Have you ever danced at an event and seen someone do something that they couldn’t do just a month or two ago? Our community is full of dancers who seem to improve every chance you seen them out on the floor. How do they improve so quickly?
Usually, the key difference between the people who get better at every event and the people who seem to be stuck isn’t how much time each group practices. What matters is what they practice.
To get better quickly, you need to spend your time practicing the things that are hard for you. It really is that simple. There’s very little benefit to practicing easy things because you can already do them easily. There’s also not a lot of benefit to practicing something that’s way beyond your abilities. To effectively practice, you need to find things that are just outside your current abilities. If you can occasionally execute a skill while thinking hard about every part of it, that skill is a great candidate for practice.

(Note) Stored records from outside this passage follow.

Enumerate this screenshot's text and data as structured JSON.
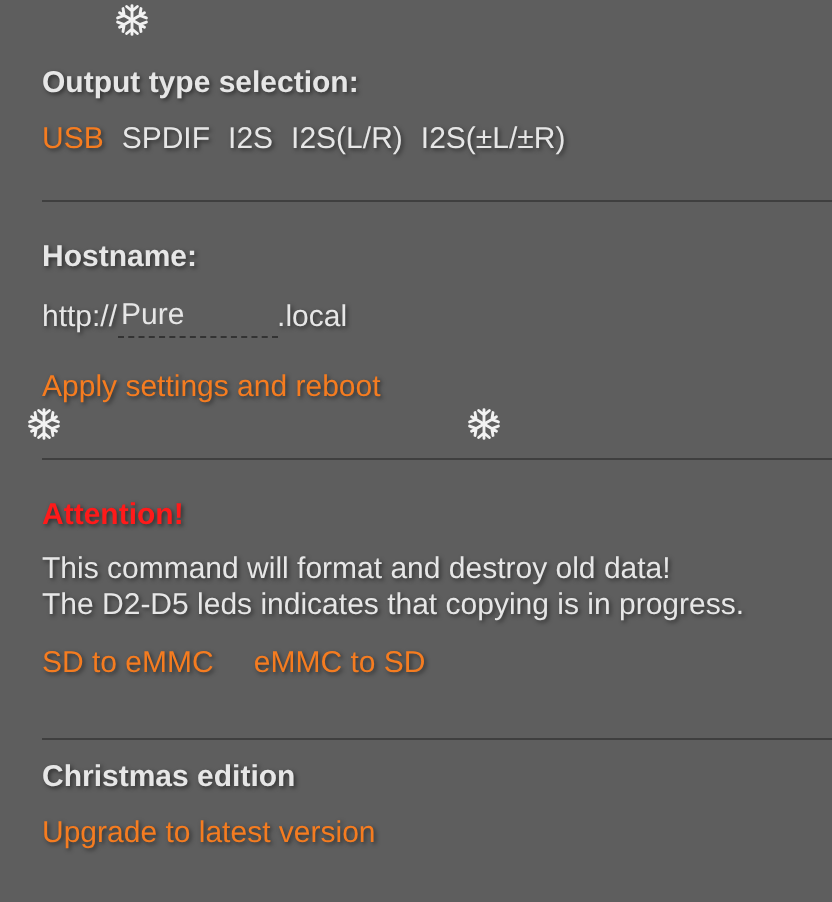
{
  "output_type": {
    "heading": "Output type selection:",
    "options": [
      {
        "label": "USB",
        "selected": true
      },
      {
        "label": "SPDIF",
        "selected": false
      },
      {
        "label": "I2S",
        "selected": false
      },
      {
        "label": "I2S(L/R)",
        "selected": false
      },
      {
        "label": "I2S(±L/±R)",
        "selected": false
      }
    ]
  },
  "hostname": {
    "heading": "Hostname:",
    "prefix": "http://",
    "value": "Pure",
    "suffix": ".local",
    "apply_link": "Apply settings and reboot"
  },
  "copy": {
    "warning": "Attention!",
    "lines": [
      "This command will format and destroy old data!",
      "The D2-D5 leds indicates that copying is in progress."
    ],
    "links": [
      "SD to eMMC",
      "eMMC to SD"
    ]
  },
  "edition": {
    "heading": "Christmas edition",
    "upgrade_link": "Upgrade to latest version"
  }
}
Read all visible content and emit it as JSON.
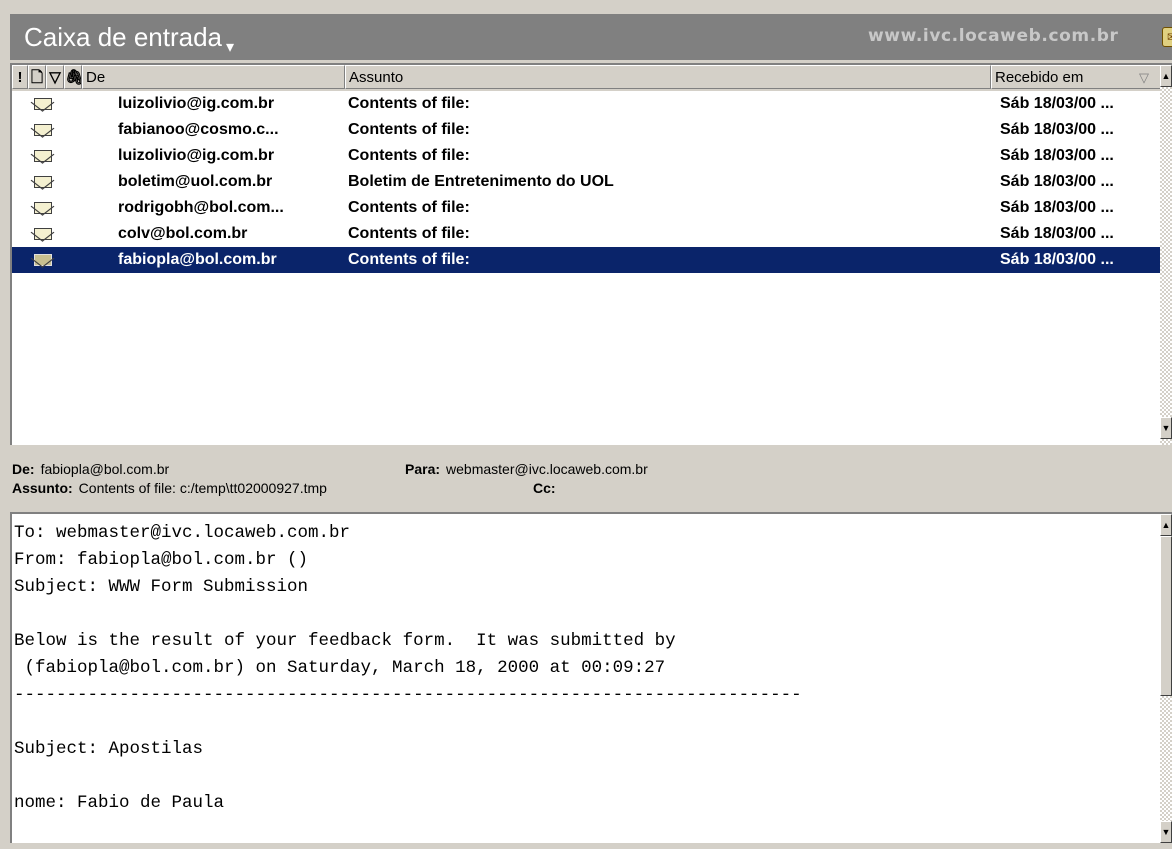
{
  "window": {
    "title": "Caixa de entrada",
    "title_caret": "▾",
    "url": "www.ivc.locaweb.com.br"
  },
  "list": {
    "columns": {
      "importance": "!",
      "icon": "🗋",
      "flag": "▽",
      "attachment": "🖇",
      "from": "De",
      "subject": "Assunto",
      "received": "Recebido em"
    },
    "rows": [
      {
        "from": "luizolivio@ig.com.br",
        "subject": "Contents of file:",
        "received": "Sáb 18/03/00 ...",
        "icon": "envelope-icon",
        "selected": false
      },
      {
        "from": "fabianoo@cosmo.c...",
        "subject": "Contents of file:",
        "received": "Sáb 18/03/00 ...",
        "icon": "envelope-icon",
        "selected": false
      },
      {
        "from": "luizolivio@ig.com.br",
        "subject": "Contents of file:",
        "received": "Sáb 18/03/00 ...",
        "icon": "envelope-icon",
        "selected": false
      },
      {
        "from": "boletim@uol.com.br",
        "subject": "Boletim de Entretenimento do UOL",
        "received": "Sáb 18/03/00 ...",
        "icon": "envelope-icon",
        "selected": false
      },
      {
        "from": "rodrigobh@bol.com...",
        "subject": "Contents of file:",
        "received": "Sáb 18/03/00 ...",
        "icon": "envelope-icon",
        "selected": false
      },
      {
        "from": "colv@bol.com.br",
        "subject": "Contents of file:",
        "received": "Sáb 18/03/00 ...",
        "icon": "envelope-icon",
        "selected": false
      },
      {
        "from": "fabiopla@bol.com.br",
        "subject": "Contents of file:",
        "received": "Sáb 18/03/00 ...",
        "icon": "envelope-icon",
        "selected": true
      }
    ]
  },
  "preview": {
    "from_label": "De:",
    "from_value": "fabiopla@bol.com.br",
    "to_label": "Para:",
    "to_value": "webmaster@ivc.locaweb.com.br",
    "subject_label": "Assunto:",
    "subject_value": "Contents of file: c:/temp\\tt02000927.tmp",
    "cc_label": "Cc:",
    "cc_value": ""
  },
  "body": {
    "lines": [
      "To: webmaster@ivc.locaweb.com.br",
      "From: fabiopla@bol.com.br ()",
      "Subject: WWW Form Submission",
      "",
      "Below is the result of your feedback form.  It was submitted by",
      " (fabiopla@bol.com.br) on Saturday, March 18, 2000 at 00:09:27",
      "---------------------------------------------------------------------------",
      "",
      "Subject: Apostilas",
      "",
      "nome: Fabio de Paula"
    ]
  },
  "colors": {
    "selection": "#0a246a",
    "chrome": "#d4d0c8",
    "title_bar": "#808080"
  }
}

Psychologists and researchers on human excellence have named this kind of practice the “zone of proximal development.” When you work in your ZPD, you steadily expand your abilities. It can be frustrating to work in this zone; on the one hand, you are often struggling because you are working on skills beyond what you can currently do, and on the other hand you can feel like you aren’t really growing because you can almost do these skills. But, the research is clear: time spent on little improvements that are just outside of your current capacities quickly results in substantial improvements.
If you want to be one of those dancers who grows every time others see you, pick a couple of skills that stretch you just beyond what you can currently do, and master them. The next time you’re on the floor, there will be a noticeable improvement in your abilities. Do this between a couple of events in a row, and you’ll look like a transformed dancer in a few short months.[mediacredit inline=”FALSE”]